Recorded information ->
::::
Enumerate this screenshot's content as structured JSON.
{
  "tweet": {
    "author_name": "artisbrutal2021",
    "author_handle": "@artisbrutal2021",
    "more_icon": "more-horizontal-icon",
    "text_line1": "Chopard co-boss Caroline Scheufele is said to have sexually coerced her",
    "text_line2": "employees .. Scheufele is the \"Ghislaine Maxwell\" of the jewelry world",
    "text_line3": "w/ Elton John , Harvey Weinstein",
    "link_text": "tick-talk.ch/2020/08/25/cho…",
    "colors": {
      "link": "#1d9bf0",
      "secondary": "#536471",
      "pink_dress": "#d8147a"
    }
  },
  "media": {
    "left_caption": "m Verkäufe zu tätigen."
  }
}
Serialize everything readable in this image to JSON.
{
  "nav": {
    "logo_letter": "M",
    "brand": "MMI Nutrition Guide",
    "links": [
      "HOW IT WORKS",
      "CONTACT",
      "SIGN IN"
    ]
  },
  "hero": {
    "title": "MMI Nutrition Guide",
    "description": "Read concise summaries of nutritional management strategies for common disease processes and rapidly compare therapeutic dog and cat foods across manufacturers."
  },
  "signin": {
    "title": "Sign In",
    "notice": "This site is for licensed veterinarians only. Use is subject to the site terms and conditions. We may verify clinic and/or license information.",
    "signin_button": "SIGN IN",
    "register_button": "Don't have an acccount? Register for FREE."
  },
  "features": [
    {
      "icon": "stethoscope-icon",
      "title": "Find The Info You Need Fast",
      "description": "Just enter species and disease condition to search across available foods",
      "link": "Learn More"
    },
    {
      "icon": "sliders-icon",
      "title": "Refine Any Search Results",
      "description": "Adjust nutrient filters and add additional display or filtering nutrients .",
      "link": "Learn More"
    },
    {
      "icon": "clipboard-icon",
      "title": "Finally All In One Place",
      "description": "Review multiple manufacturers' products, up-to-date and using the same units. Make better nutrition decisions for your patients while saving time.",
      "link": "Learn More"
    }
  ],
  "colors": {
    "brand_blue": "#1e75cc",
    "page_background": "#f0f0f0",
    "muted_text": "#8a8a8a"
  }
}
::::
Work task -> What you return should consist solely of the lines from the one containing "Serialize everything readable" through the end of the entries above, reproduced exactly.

Written answer ->
Serialize everything readable in this image to JSON.
{
  "nav": {
    "logo_letter": "M",
    "brand": "MMI Nutrition Guide",
    "links": [
      "HOW IT WORKS",
      "CONTACT",
      "SIGN IN"
    ]
  },
  "hero": {
    "title": "MMI Nutrition Guide",
    "description": "Read concise summaries of nutritional management strategies for common disease processes and rapidly compare therapeutic dog and cat foods across manufacturers."
  },
  "signin": {
    "title": "Sign In",
    "notice": "This site is for licensed veterinarians only. Use is subject to the site terms and conditions. We may verify clinic and/or license information.",
    "signin_button": "SIGN IN",
    "register_button": "Don't have an acccount? Register for FREE."
  },
  "features": [
    {
      "icon": "stethoscope-icon",
      "title": "Find The Info You Need Fast",
      "description": "Just enter species and disease condition to search across available foods",
      "link": "Learn More"
    },
    {
      "icon": "sliders-icon",
      "title": "Refine Any Search Results",
      "description": "Adjust nutrient filters and add additional display or filtering nutrients .",
      "link": "Learn More"
    },
    {
      "icon": "clipboard-icon",
      "title": "Finally All In One Place",
      "description": "Review multiple manufacturers' products, up-to-date and using the same units. Make better nutrition decisions for your patients while saving time.",
      "link": "Learn More"
    }
  ],
  "colors": {
    "brand_blue": "#1e75cc",
    "page_background": "#f0f0f0",
    "muted_text": "#8a8a8a"
  }
}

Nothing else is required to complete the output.